Book in a Nutshell: In 1959, author John Howard Griffin, with the help of a second-guessing dermatologist, transforms his skin color so that he can discover what it is like to live in the Deep South as a black man. For about six weeks, Griffin struggles to keep his basic needs met, hears things from other men unlike anything he’s ever heard, and wrestles with an internal, psychological turmoil he doesn’t quite anticipate. This book details these experiences and includes some of his conclusions and reflections about the race “question” in America.
Reaction: Howard’s work from nearly 60 years ago produced some complex responses from me, both emotionally and philosophically.
As a sociology major in undergrad, I relished the idea of someone literally trying to live in another person’s shoes. It is a little mind-blowing that this experiment even worked and that Howard wasn’t caught by more people. Because of the nature of his experiment much of the book reads like a thriller as the reader constantly wonders what is John going to face next.

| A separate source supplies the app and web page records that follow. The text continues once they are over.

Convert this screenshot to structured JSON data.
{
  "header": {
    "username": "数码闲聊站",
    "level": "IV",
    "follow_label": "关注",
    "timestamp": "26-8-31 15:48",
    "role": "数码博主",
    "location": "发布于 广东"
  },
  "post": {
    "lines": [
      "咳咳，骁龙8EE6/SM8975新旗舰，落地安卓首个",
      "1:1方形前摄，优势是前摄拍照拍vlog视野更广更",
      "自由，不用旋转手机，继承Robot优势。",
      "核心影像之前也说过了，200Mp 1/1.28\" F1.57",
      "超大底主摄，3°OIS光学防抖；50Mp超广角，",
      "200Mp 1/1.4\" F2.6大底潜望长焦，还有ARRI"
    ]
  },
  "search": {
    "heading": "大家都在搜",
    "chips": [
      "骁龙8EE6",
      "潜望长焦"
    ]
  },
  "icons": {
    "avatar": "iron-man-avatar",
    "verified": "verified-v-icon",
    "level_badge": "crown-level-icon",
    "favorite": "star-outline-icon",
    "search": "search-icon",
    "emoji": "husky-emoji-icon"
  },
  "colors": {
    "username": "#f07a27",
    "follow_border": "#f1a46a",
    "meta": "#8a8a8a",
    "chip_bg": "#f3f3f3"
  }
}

At one level, even as he writes to push for social justice and peace, Howard’s observations can come across as offensive. He makes some fairly broad assertions about how African-Americans feel about certain issues, and he often uses the “we” pronoun as he does it. I kept saying to myself, “Umm, John, you’re still white. How do you really know?” I am sure Howard learned a great ordeal in his experiment, but he seems condescending at times even towards the people he is trying to understand and defend. Using more direct quotes from some of his friends in the black community might have fixed this; however, I do understand that at the time of his writing this, Howard’s goal was for a white audience to receive the message and doing so might have hindered his success there.
On another level, Howard’s experience often provoked me to consider just how much of this has not changed at all. Blatant attacks seem to be on the rise lately and need to be confronted, but I was convicted by some of the more subtle expressions of racism that Howard’s book brings to light. One of these expressions is the tendency of the white man to loosen his tongue and talk more freely around men of color. Whereas we might tighten up our language around white company to maintain a level of decency, whites can knowingly or unknowingly settle into a rougher vernacular that can give the impression that the person talking to us is not worth the same conversational dignity. Because of this helpful observation, I believe I will have more awareness not just in what I say but how I say it.

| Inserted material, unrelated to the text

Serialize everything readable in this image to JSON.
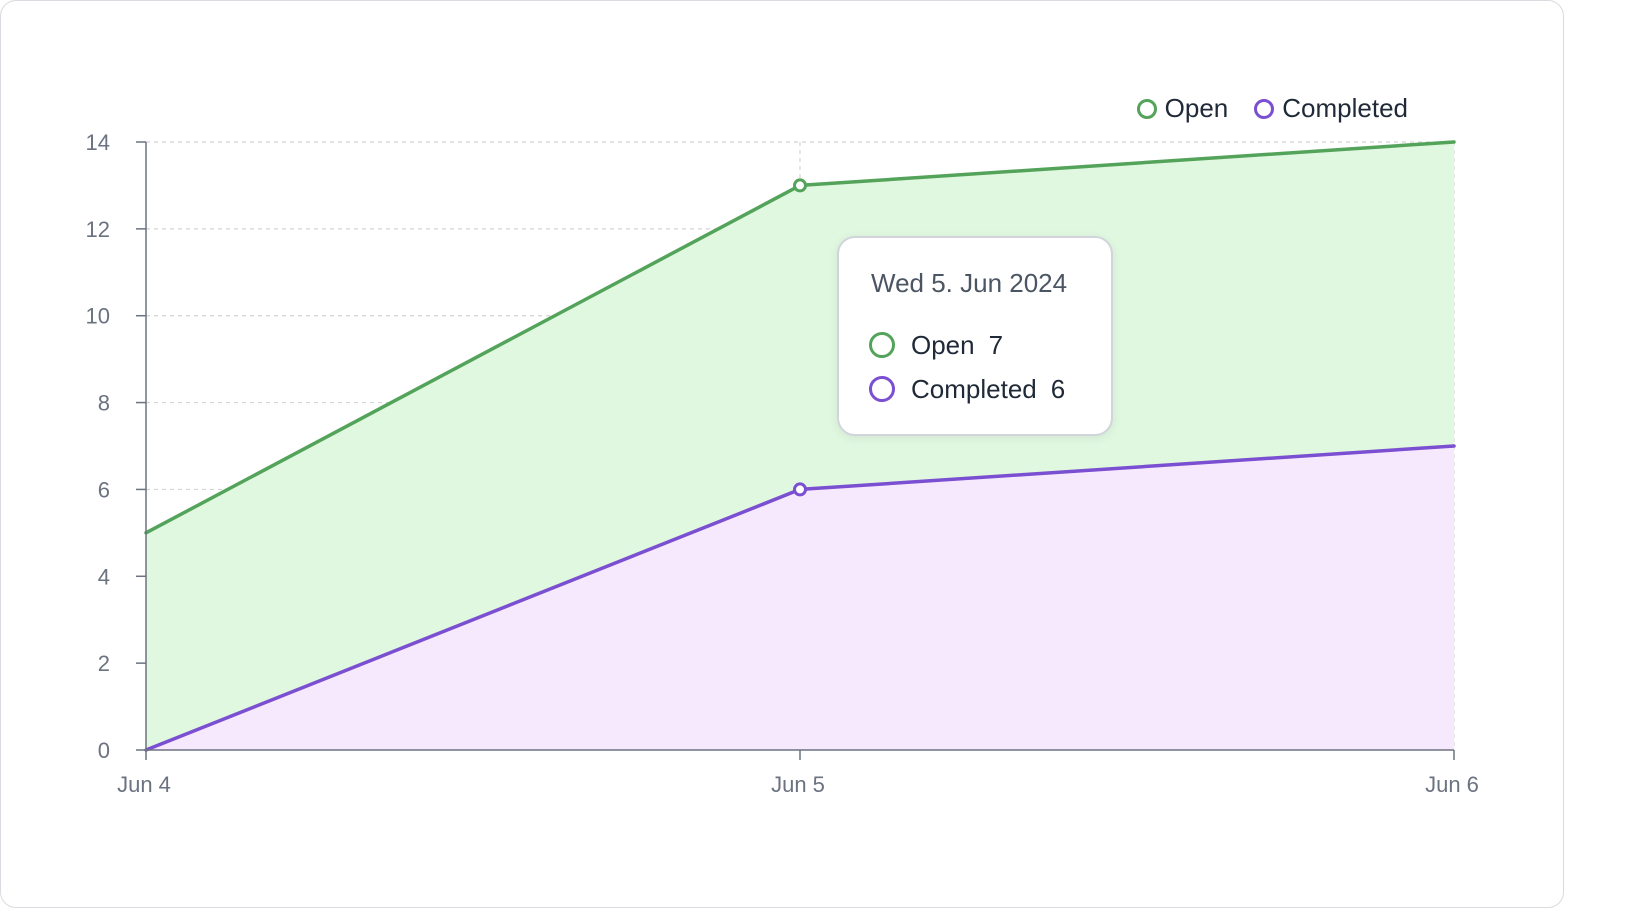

What resonates the loudest even today are Howard’s calls to the white community to do three things: Be Informed, Listen, and Relate. The whites in Howard’s day and often in ours do not truly know about life as a black man. To bridge the gap and build a more equal and just community, people of all races, but especially the white community, should seek to be learners. They should be better listeners. And they should build authentic, mutual relationships with people from other races. The book may have been written in 1960, but these lessons are timeless; and they are needed in America right now.

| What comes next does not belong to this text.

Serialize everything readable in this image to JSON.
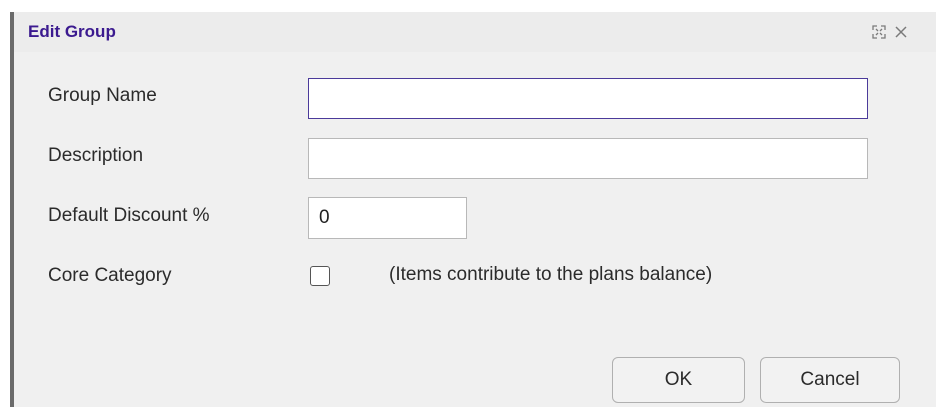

Quote: “I was the same man, whether white or black.”
Ranking: 4 out of 5 stars